### [What is expected]
Leave the pictures out and give every entry again exactly.

### [Source information]
+===+

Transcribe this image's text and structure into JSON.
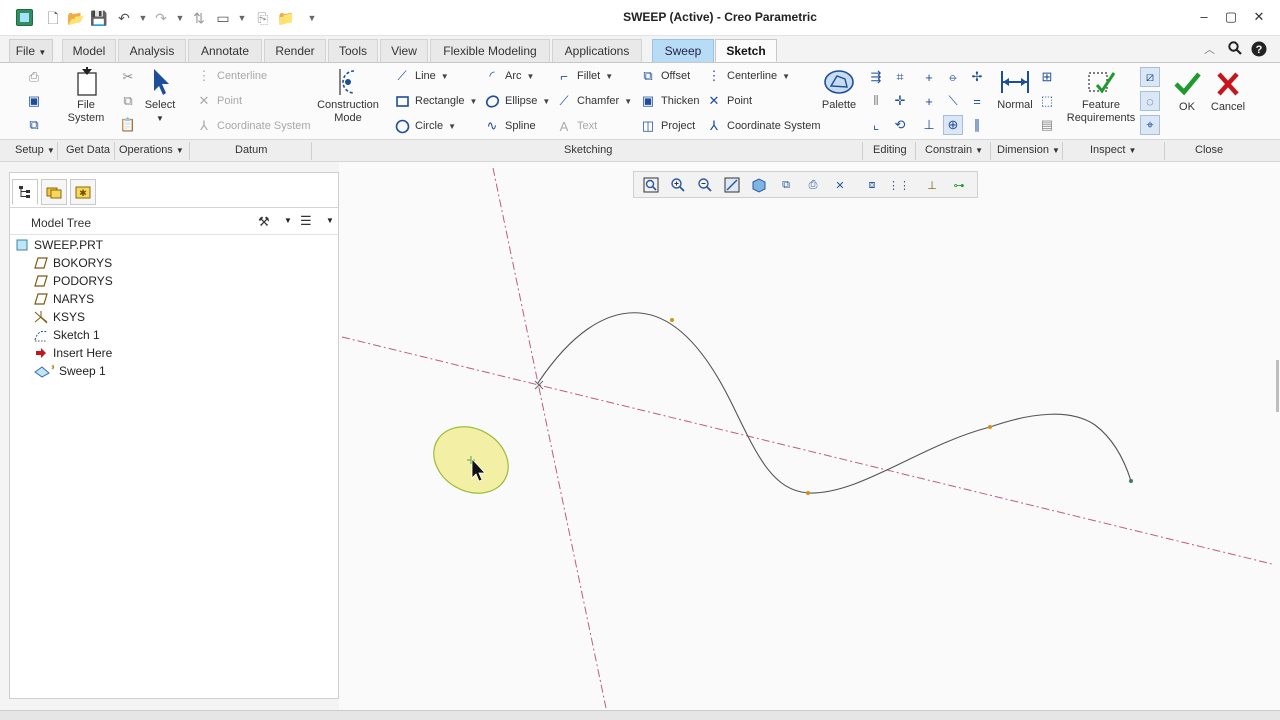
{
  "window": {
    "title": "SWEEP (Active) - Creo Parametric"
  },
  "tabs": {
    "file": "File",
    "items": [
      "Model",
      "Analysis",
      "Annotate",
      "Render",
      "Tools",
      "View",
      "Flexible Modeling",
      "Applications"
    ],
    "sweep": "Sweep",
    "sketch": "Sketch"
  },
  "ribbon": {
    "get_data": {
      "file_system": "File\nSystem"
    },
    "operations": {
      "select": "Select"
    },
    "datum": {
      "centerline": "Centerline",
      "point": "Point",
      "coordinate_system": "Coordinate System"
    },
    "construction_mode": "Construction\nMode",
    "sketching": {
      "line": "Line",
      "rectangle": "Rectangle",
      "circle": "Circle",
      "arc": "Arc",
      "ellipse": "Ellipse",
      "spline": "Spline",
      "fillet": "Fillet",
      "chamfer": "Chamfer",
      "text": "Text",
      "offset": "Offset",
      "thicken": "Thicken",
      "project": "Project",
      "centerline": "Centerline",
      "point": "Point",
      "coordinate_system": "Coordinate System",
      "palette": "Palette"
    },
    "dimension": {
      "normal": "Normal"
    },
    "inspect": {
      "feature_requirements": "Feature\nRequirements"
    },
    "close": {
      "ok": "OK",
      "cancel": "Cancel"
    }
  },
  "groups": {
    "setup": "Setup",
    "get_data": "Get Data",
    "operations": "Operations",
    "datum": "Datum",
    "sketching": "Sketching",
    "editing": "Editing",
    "constrain": "Constrain",
    "dimension": "Dimension",
    "inspect": "Inspect",
    "close": "Close"
  },
  "model_tree": {
    "title": "Model Tree",
    "items": [
      {
        "label": "SWEEP.PRT",
        "icon": "part-icon"
      },
      {
        "label": "BOKORYS",
        "icon": "datum-plane-icon"
      },
      {
        "label": "PODORYS",
        "icon": "datum-plane-icon"
      },
      {
        "label": "NARYS",
        "icon": "datum-plane-icon"
      },
      {
        "label": "KSYS",
        "icon": "coordinate-system-icon"
      },
      {
        "label": "Sketch 1",
        "icon": "sketch-icon"
      },
      {
        "label": "Insert Here",
        "icon": "insert-arrow-icon"
      },
      {
        "label": "Sweep 1",
        "icon": "sweep-feature-icon"
      }
    ]
  },
  "colors": {
    "accent_tab": "#b9dcf6",
    "ok_green": "#1e9a2f",
    "cancel_red": "#c4161c",
    "centerline": "#c05a8a",
    "ellipse_fill": "#f3f0a6"
  }
}
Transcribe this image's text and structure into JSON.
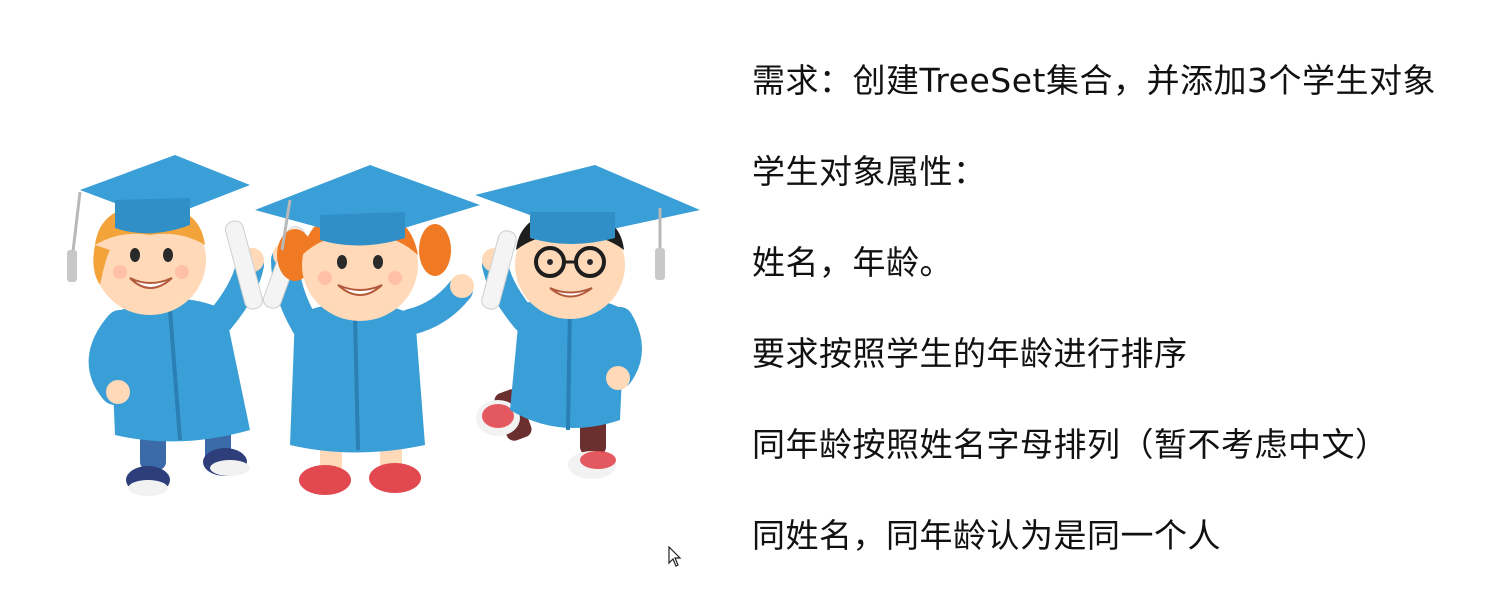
{
  "slide": {
    "lines": [
      "需求：创建TreeSet集合，并添加3个学生对象",
      "学生对象属性：",
      "姓名，年龄。",
      "要求按照学生的年龄进行排序",
      "同年龄按照姓名字母排列（暂不考虑中文）",
      "同姓名，同年龄认为是同一个人"
    ]
  },
  "colors": {
    "gown": "#3a9fd6",
    "gown_dark": "#2a7fb4",
    "skin": "#ffd9b8",
    "hair_boy": "#f2a43a",
    "hair_girl": "#f07a24",
    "hair_glasses": "#1e1e1e",
    "shoe_red": "#e2484f",
    "text": "#111111"
  },
  "icons": {
    "illustration": "graduates-illustration",
    "cursor": "mouse-pointer-icon"
  }
}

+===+

### [Answer to this problem]
Transcribe this image's text and structure into JSON.
{
  "window": {
    "title": "SWEEP (Active) - Creo Parametric"
  },
  "tabs": {
    "file": "File",
    "items": [
      "Model",
      "Analysis",
      "Annotate",
      "Render",
      "Tools",
      "View",
      "Flexible Modeling",
      "Applications"
    ],
    "sweep": "Sweep",
    "sketch": "Sketch"
  },
  "ribbon": {
    "get_data": {
      "file_system": "File\nSystem"
    },
    "operations": {
      "select": "Select"
    },
    "datum": {
      "centerline": "Centerline",
      "point": "Point",
      "coordinate_system": "Coordinate System"
    },
    "construction_mode": "Construction\nMode",
    "sketching": {
      "line": "Line",
      "rectangle": "Rectangle",
      "circle": "Circle",
      "arc": "Arc",
      "ellipse": "Ellipse",
      "spline": "Spline",
      "fillet": "Fillet",
      "chamfer": "Chamfer",
      "text": "Text",
      "offset": "Offset",
      "thicken": "Thicken",
      "project": "Project",
      "centerline": "Centerline",
      "point": "Point",
      "coordinate_system": "Coordinate System",
      "palette": "Palette"
    },
    "dimension": {
      "normal": "Normal"
    },
    "inspect": {
      "feature_requirements": "Feature\nRequirements"
    },
    "close": {
      "ok": "OK",
      "cancel": "Cancel"
    }
  },
  "groups": {
    "setup": "Setup",
    "get_data": "Get Data",
    "operations": "Operations",
    "datum": "Datum",
    "sketching": "Sketching",
    "editing": "Editing",
    "constrain": "Constrain",
    "dimension": "Dimension",
    "inspect": "Inspect",
    "close": "Close"
  },
  "model_tree": {
    "title": "Model Tree",
    "items": [
      {
        "label": "SWEEP.PRT",
        "icon": "part-icon"
      },
      {
        "label": "BOKORYS",
        "icon": "datum-plane-icon"
      },
      {
        "label": "PODORYS",
        "icon": "datum-plane-icon"
      },
      {
        "label": "NARYS",
        "icon": "datum-plane-icon"
      },
      {
        "label": "KSYS",
        "icon": "coordinate-system-icon"
      },
      {
        "label": "Sketch 1",
        "icon": "sketch-icon"
      },
      {
        "label": "Insert Here",
        "icon": "insert-arrow-icon"
      },
      {
        "label": "Sweep 1",
        "icon": "sweep-feature-icon"
      }
    ]
  },
  "colors": {
    "accent_tab": "#b9dcf6",
    "ok_green": "#1e9a2f",
    "cancel_red": "#c4161c",
    "centerline": "#c05a8a",
    "ellipse_fill": "#f3f0a6"
  }
}
Transcribe this image's text and structure into JSON.
{
  "slide": {
    "lines": [
      "需求：创建TreeSet集合，并添加3个学生对象",
      "学生对象属性：",
      "姓名，年龄。",
      "要求按照学生的年龄进行排序",
      "同年龄按照姓名字母排列（暂不考虑中文）",
      "同姓名，同年龄认为是同一个人"
    ]
  },
  "colors": {
    "gown": "#3a9fd6",
    "gown_dark": "#2a7fb4",
    "skin": "#ffd9b8",
    "hair_boy": "#f2a43a",
    "hair_girl": "#f07a24",
    "hair_glasses": "#1e1e1e",
    "shoe_red": "#e2484f",
    "text": "#111111"
  },
  "icons": {
    "illustration": "graduates-illustration",
    "cursor": "mouse-pointer-icon"
  }
}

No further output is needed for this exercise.